Egyptian companies working in Ethiopia’s embattled Tigray region are suing the federal government in Addis Ababa over disrupting production, local media reported on Monday.
The Cairo 24 website reported that Egyptian companies have formally entered into an international lawsuit against Ethiopia because of the damage to the industrial zone in the Tigray region and the disruption of work there for a year and a half since the start of the conflict there.
The head of the Egyptian industrial zone in Tigray and deputy head of the Federation of Egyptian Investors Alaa el-Saqti said that Egyptian factories investing in Ethiopia incurred losses amounting to about US$ 40 million, and the investing companies decided to resort to international arbitration to claim their rights.
“Egyptian companies affected by the conflicts and civil war in Ethiopia have resorted to international arbitration to compensate them for the losses,” he added.
Egyptian companies were forced to resort to this step following the failure of negotiations with the Ethiopian government and the Addis Ababa embassy in Egypt for the first six months of the year, and failure to reach an agreement that protects and compensates the investments of factories operating there.
Millions of people are under a blockade imposed by Ethiopia’s government on the embattled Tigray region.
Ethiopia’s government this year declared the Tigray People’s Liberation Front, which dominated the country’s government for 27 years before Abiy came to power, a terrorist group after a political fallout turned into fighting: caught in the middle are civilians.
Thousands have died.
The United States is warning that food aid will run out for millions of hungry people under a blockade. USAID has warned that up to 900,000 people in Tigray face famine conditions in what has been called the world’s worst hunger crisis in a decade. The Associated Press has reported that scores of people have starved to death.
Ethiopia’s government, on the defensive after resurgent Tigray forces retook much of the region in June, has accused humanitarian workers of arming and supporting the fighters, and aid workers have described intense searches and confiscation of personal medication, cash and communications equipment as they try to enter the region on rare convoys or flights.
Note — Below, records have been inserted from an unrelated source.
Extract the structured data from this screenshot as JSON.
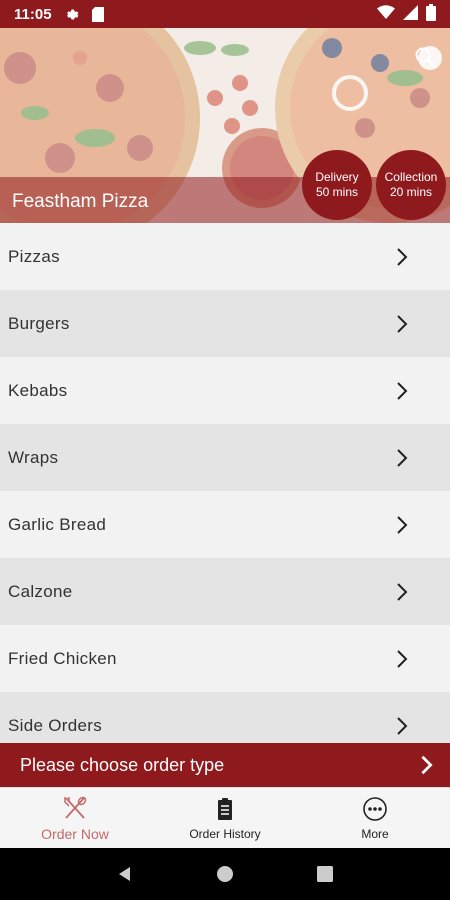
{
  "status_bar": {
    "time": "11:05",
    "icons_left": [
      "gear-icon",
      "sim-card-icon"
    ],
    "icons_right": [
      "wifi-icon",
      "signal-icon",
      "battery-icon"
    ]
  },
  "hero": {
    "title": "Feastham Pizza",
    "delivery": {
      "label": "Delivery",
      "time": "50 mins"
    },
    "collection": {
      "label": "Collection",
      "time": "20 mins"
    }
  },
  "menu": {
    "items": [
      {
        "label": "Pizzas"
      },
      {
        "label": "Burgers"
      },
      {
        "label": "Kebabs"
      },
      {
        "label": "Wraps"
      },
      {
        "label": "Garlic Bread"
      },
      {
        "label": "Calzone"
      },
      {
        "label": "Fried Chicken"
      },
      {
        "label": "Side Orders"
      }
    ]
  },
  "order_bar": {
    "label": "Please choose order type"
  },
  "tabs": [
    {
      "label": "Order Now",
      "icon": "fork-knife-icon",
      "active": true
    },
    {
      "label": "Order History",
      "icon": "clipboard-icon",
      "active": false
    },
    {
      "label": "More",
      "icon": "more-icon",
      "active": false
    }
  ],
  "colors": {
    "brand": "#8f1a1d",
    "active_tab": "#c26a6b"
  }
}
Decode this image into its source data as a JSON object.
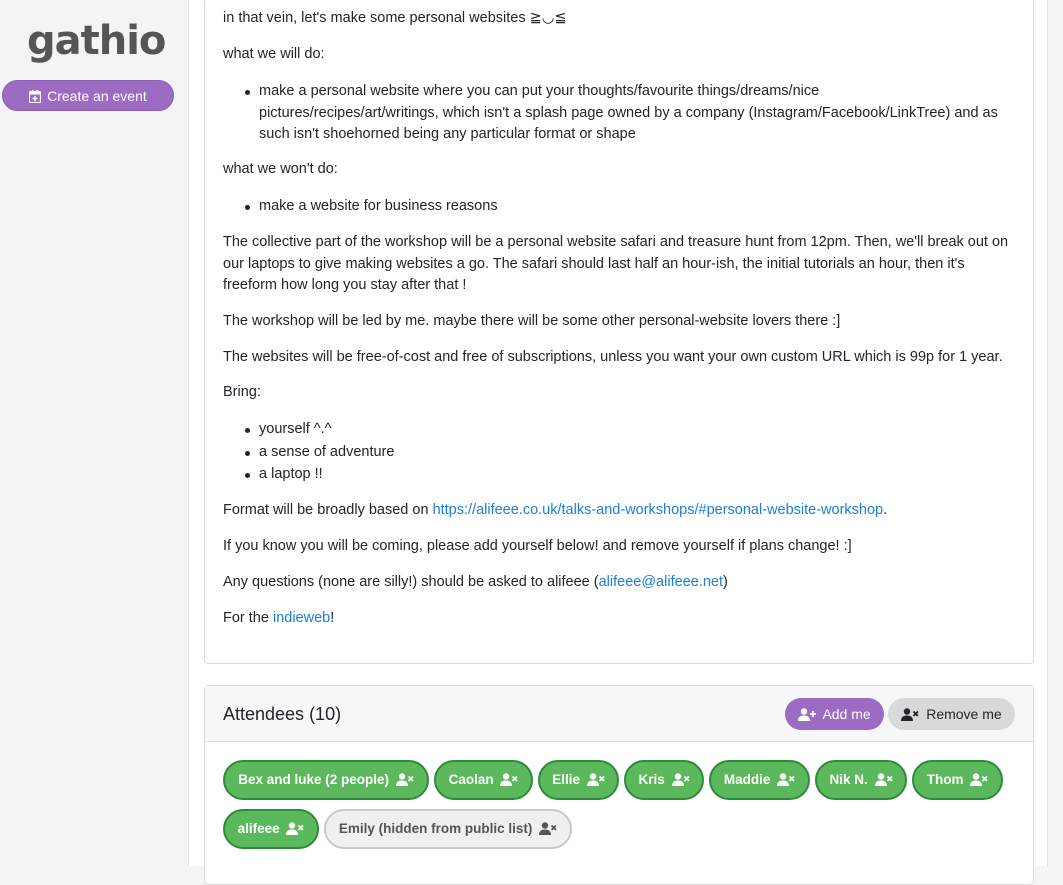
{
  "sidebar": {
    "logo": "gathio",
    "create_label": "Create an event"
  },
  "description": {
    "intro": "in that vein, let's make some personal websites ≧◡≦",
    "will_heading": "what we will do:",
    "will_items": [
      "make a personal website where you can put your thoughts/favourite things/dreams/nice pictures/recipes/art/writings, which isn't a splash page owned by a company (Instagram/Facebook/LinkTree) and as such isn't shoehorned being any particular format or shape"
    ],
    "wont_heading": "what we won't do:",
    "wont_items": [
      "make a website for business reasons"
    ],
    "collective": "The collective part of the workshop will be a personal website safari and treasure hunt from 12pm. Then, we'll break out on our laptops to give making websites a go. The safari should last half an hour-ish, the initial tutorials an hour, then it's freeform how long you stay after that !",
    "led_by": "The workshop will be led by me. maybe there will be some other personal-website lovers there :]",
    "cost": "The websites will be free-of-cost and free of subscriptions, unless you want your own custom URL which is 99p for 1 year.",
    "bring_heading": "Bring:",
    "bring_items": [
      "yourself ^.^",
      "a sense of adventure",
      "a laptop !!"
    ],
    "format_prefix": "Format will be broadly based on ",
    "format_link": "https://alifeee.co.uk/talks-and-workshops/#personal-website-workshop",
    "format_suffix": ".",
    "coming": "If you know you will be coming, please add yourself below! and remove yourself if plans change! :]",
    "questions_prefix": "Any questions (none are silly!) should be asked to alifeee (",
    "questions_link": "alifeee@alifeee.net",
    "questions_suffix": ")",
    "for_prefix": "For the ",
    "for_link": "indieweb",
    "for_suffix": "!"
  },
  "attendees": {
    "title": "Attendees (10)",
    "add_label": "Add me",
    "remove_label": "Remove me",
    "list": [
      {
        "name": "Bex and luke (2 people)",
        "hidden": false
      },
      {
        "name": "Caolan",
        "hidden": false
      },
      {
        "name": "Ellie",
        "hidden": false
      },
      {
        "name": "Kris",
        "hidden": false
      },
      {
        "name": "Maddie",
        "hidden": false
      },
      {
        "name": "Nik N.",
        "hidden": false
      },
      {
        "name": "Thom",
        "hidden": false
      },
      {
        "name": "alifeee",
        "hidden": false
      },
      {
        "name": "Emily (hidden from public list)",
        "hidden": true
      }
    ]
  },
  "colors": {
    "accent": "#9c6cc4",
    "attendee": "#5cb85c",
    "link": "#1a7fd6"
  }
}
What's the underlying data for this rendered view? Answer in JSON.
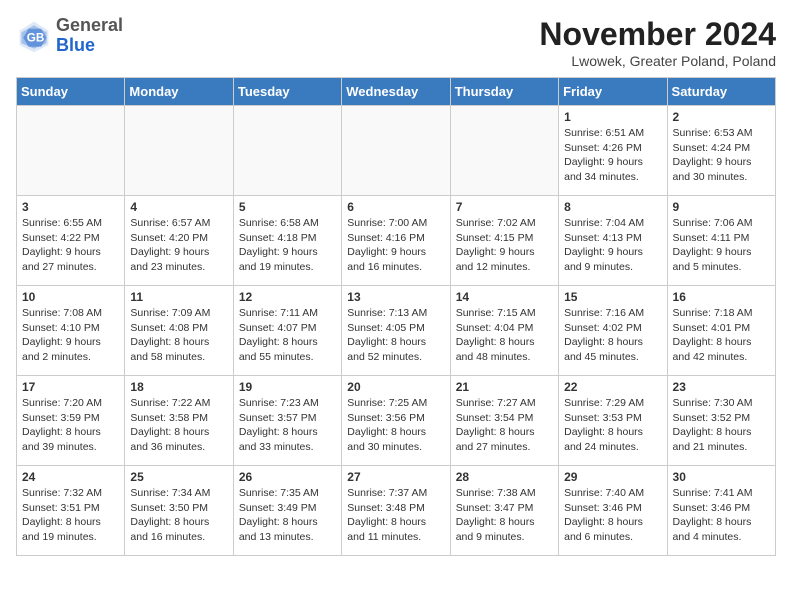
{
  "logo": {
    "general": "General",
    "blue": "Blue"
  },
  "title": "November 2024",
  "subtitle": "Lwowek, Greater Poland, Poland",
  "days_of_week": [
    "Sunday",
    "Monday",
    "Tuesday",
    "Wednesday",
    "Thursday",
    "Friday",
    "Saturday"
  ],
  "weeks": [
    [
      {
        "day": "",
        "info": ""
      },
      {
        "day": "",
        "info": ""
      },
      {
        "day": "",
        "info": ""
      },
      {
        "day": "",
        "info": ""
      },
      {
        "day": "",
        "info": ""
      },
      {
        "day": "1",
        "info": "Sunrise: 6:51 AM\nSunset: 4:26 PM\nDaylight: 9 hours and 34 minutes."
      },
      {
        "day": "2",
        "info": "Sunrise: 6:53 AM\nSunset: 4:24 PM\nDaylight: 9 hours and 30 minutes."
      }
    ],
    [
      {
        "day": "3",
        "info": "Sunrise: 6:55 AM\nSunset: 4:22 PM\nDaylight: 9 hours and 27 minutes."
      },
      {
        "day": "4",
        "info": "Sunrise: 6:57 AM\nSunset: 4:20 PM\nDaylight: 9 hours and 23 minutes."
      },
      {
        "day": "5",
        "info": "Sunrise: 6:58 AM\nSunset: 4:18 PM\nDaylight: 9 hours and 19 minutes."
      },
      {
        "day": "6",
        "info": "Sunrise: 7:00 AM\nSunset: 4:16 PM\nDaylight: 9 hours and 16 minutes."
      },
      {
        "day": "7",
        "info": "Sunrise: 7:02 AM\nSunset: 4:15 PM\nDaylight: 9 hours and 12 minutes."
      },
      {
        "day": "8",
        "info": "Sunrise: 7:04 AM\nSunset: 4:13 PM\nDaylight: 9 hours and 9 minutes."
      },
      {
        "day": "9",
        "info": "Sunrise: 7:06 AM\nSunset: 4:11 PM\nDaylight: 9 hours and 5 minutes."
      }
    ],
    [
      {
        "day": "10",
        "info": "Sunrise: 7:08 AM\nSunset: 4:10 PM\nDaylight: 9 hours and 2 minutes."
      },
      {
        "day": "11",
        "info": "Sunrise: 7:09 AM\nSunset: 4:08 PM\nDaylight: 8 hours and 58 minutes."
      },
      {
        "day": "12",
        "info": "Sunrise: 7:11 AM\nSunset: 4:07 PM\nDaylight: 8 hours and 55 minutes."
      },
      {
        "day": "13",
        "info": "Sunrise: 7:13 AM\nSunset: 4:05 PM\nDaylight: 8 hours and 52 minutes."
      },
      {
        "day": "14",
        "info": "Sunrise: 7:15 AM\nSunset: 4:04 PM\nDaylight: 8 hours and 48 minutes."
      },
      {
        "day": "15",
        "info": "Sunrise: 7:16 AM\nSunset: 4:02 PM\nDaylight: 8 hours and 45 minutes."
      },
      {
        "day": "16",
        "info": "Sunrise: 7:18 AM\nSunset: 4:01 PM\nDaylight: 8 hours and 42 minutes."
      }
    ],
    [
      {
        "day": "17",
        "info": "Sunrise: 7:20 AM\nSunset: 3:59 PM\nDaylight: 8 hours and 39 minutes."
      },
      {
        "day": "18",
        "info": "Sunrise: 7:22 AM\nSunset: 3:58 PM\nDaylight: 8 hours and 36 minutes."
      },
      {
        "day": "19",
        "info": "Sunrise: 7:23 AM\nSunset: 3:57 PM\nDaylight: 8 hours and 33 minutes."
      },
      {
        "day": "20",
        "info": "Sunrise: 7:25 AM\nSunset: 3:56 PM\nDaylight: 8 hours and 30 minutes."
      },
      {
        "day": "21",
        "info": "Sunrise: 7:27 AM\nSunset: 3:54 PM\nDaylight: 8 hours and 27 minutes."
      },
      {
        "day": "22",
        "info": "Sunrise: 7:29 AM\nSunset: 3:53 PM\nDaylight: 8 hours and 24 minutes."
      },
      {
        "day": "23",
        "info": "Sunrise: 7:30 AM\nSunset: 3:52 PM\nDaylight: 8 hours and 21 minutes."
      }
    ],
    [
      {
        "day": "24",
        "info": "Sunrise: 7:32 AM\nSunset: 3:51 PM\nDaylight: 8 hours and 19 minutes."
      },
      {
        "day": "25",
        "info": "Sunrise: 7:34 AM\nSunset: 3:50 PM\nDaylight: 8 hours and 16 minutes."
      },
      {
        "day": "26",
        "info": "Sunrise: 7:35 AM\nSunset: 3:49 PM\nDaylight: 8 hours and 13 minutes."
      },
      {
        "day": "27",
        "info": "Sunrise: 7:37 AM\nSunset: 3:48 PM\nDaylight: 8 hours and 11 minutes."
      },
      {
        "day": "28",
        "info": "Sunrise: 7:38 AM\nSunset: 3:47 PM\nDaylight: 8 hours and 9 minutes."
      },
      {
        "day": "29",
        "info": "Sunrise: 7:40 AM\nSunset: 3:46 PM\nDaylight: 8 hours and 6 minutes."
      },
      {
        "day": "30",
        "info": "Sunrise: 7:41 AM\nSunset: 3:46 PM\nDaylight: 8 hours and 4 minutes."
      }
    ]
  ]
}
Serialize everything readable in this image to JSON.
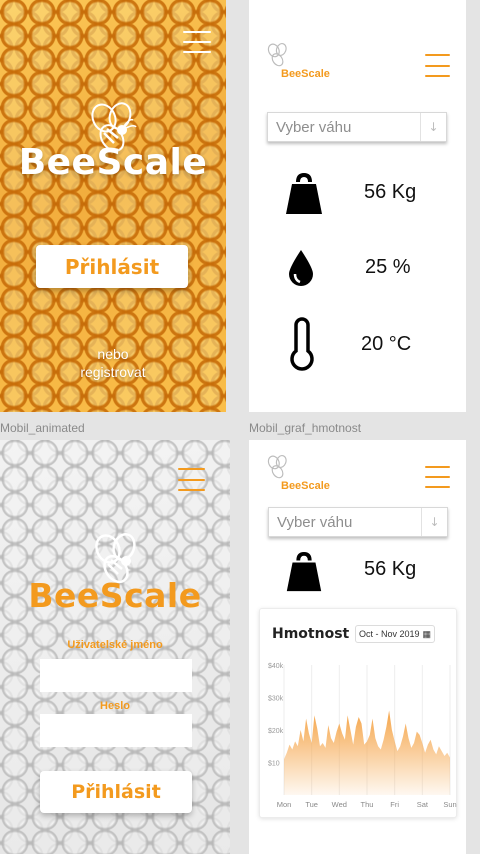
{
  "brand": {
    "name": "BeeScale"
  },
  "screen_login_animated": {
    "label": "Mobil_animated",
    "login_button": "Přihlásit",
    "register_text_line1": "nebo",
    "register_text_line2": "registrovat"
  },
  "screen_dashboard": {
    "label": "Mobil_graf_hmotnost",
    "select_placeholder": "Vyber váhu",
    "weight": "56 Kg",
    "humidity": "25 %",
    "temperature": "20 °C"
  },
  "screen_login_form": {
    "username_label": "Uživatelské jméno",
    "password_label": "Heslo",
    "username_value": "",
    "password_value": "",
    "login_button": "Přihlásit"
  },
  "screen_graph": {
    "select_placeholder": "Vyber váhu",
    "weight": "56 Kg",
    "chart_title": "Hmotnost",
    "date_range": "Oct - Nov 2019"
  },
  "colors": {
    "accent": "#f39a1e",
    "honey": "#f2a21c",
    "text": "#111111"
  },
  "icons": [
    "hamburger-menu-icon",
    "bee-icon",
    "weight-icon",
    "water-drop-icon",
    "thermometer-icon",
    "chevron-down-icon",
    "calendar-icon"
  ],
  "chart_data": {
    "type": "area",
    "title": "Hmotnost",
    "subtitle": "Oct - Nov 2019",
    "y_ticks": [
      "$40k",
      "$30k",
      "$20k",
      "$10"
    ],
    "x_ticks": [
      "Mon",
      "Tue",
      "Wed",
      "Thu",
      "Fri",
      "Sat",
      "Sun"
    ],
    "ylim": [
      0,
      40000
    ],
    "x": [
      0,
      1,
      2,
      3,
      4,
      5,
      6,
      7,
      8,
      9,
      10,
      11,
      12,
      13,
      14,
      15,
      16,
      17,
      18,
      19,
      20,
      21,
      22,
      23,
      24,
      25,
      26,
      27,
      28,
      29,
      30,
      31,
      32,
      33,
      34,
      35,
      36,
      37,
      38,
      39,
      40,
      41,
      42,
      43,
      44,
      45,
      46,
      47,
      48,
      49,
      50,
      51,
      52,
      53,
      54,
      55,
      56,
      57,
      58,
      59,
      60
    ],
    "values": [
      11000,
      13000,
      15500,
      14000,
      16500,
      15000,
      20000,
      16500,
      23500,
      19000,
      16000,
      24500,
      20500,
      15000,
      16000,
      14500,
      21500,
      17500,
      16000,
      19500,
      22000,
      19000,
      17000,
      24500,
      20000,
      15500,
      21000,
      24000,
      22000,
      15500,
      16500,
      18500,
      23500,
      17500,
      15000,
      14000,
      17000,
      21000,
      26000,
      20000,
      16500,
      13500,
      15000,
      18000,
      22000,
      17500,
      14500,
      16000,
      19500,
      18500,
      16000,
      13000,
      15500,
      17000,
      14000,
      12500,
      15000,
      13500,
      12000,
      13000,
      11500
    ],
    "grid": false,
    "color": "#f5a54a"
  }
}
The government also suspended the operations of Doctors Without Borders’ Dutch section and the Norwegian Refugee Council, accusing them of spreading “misinformation.”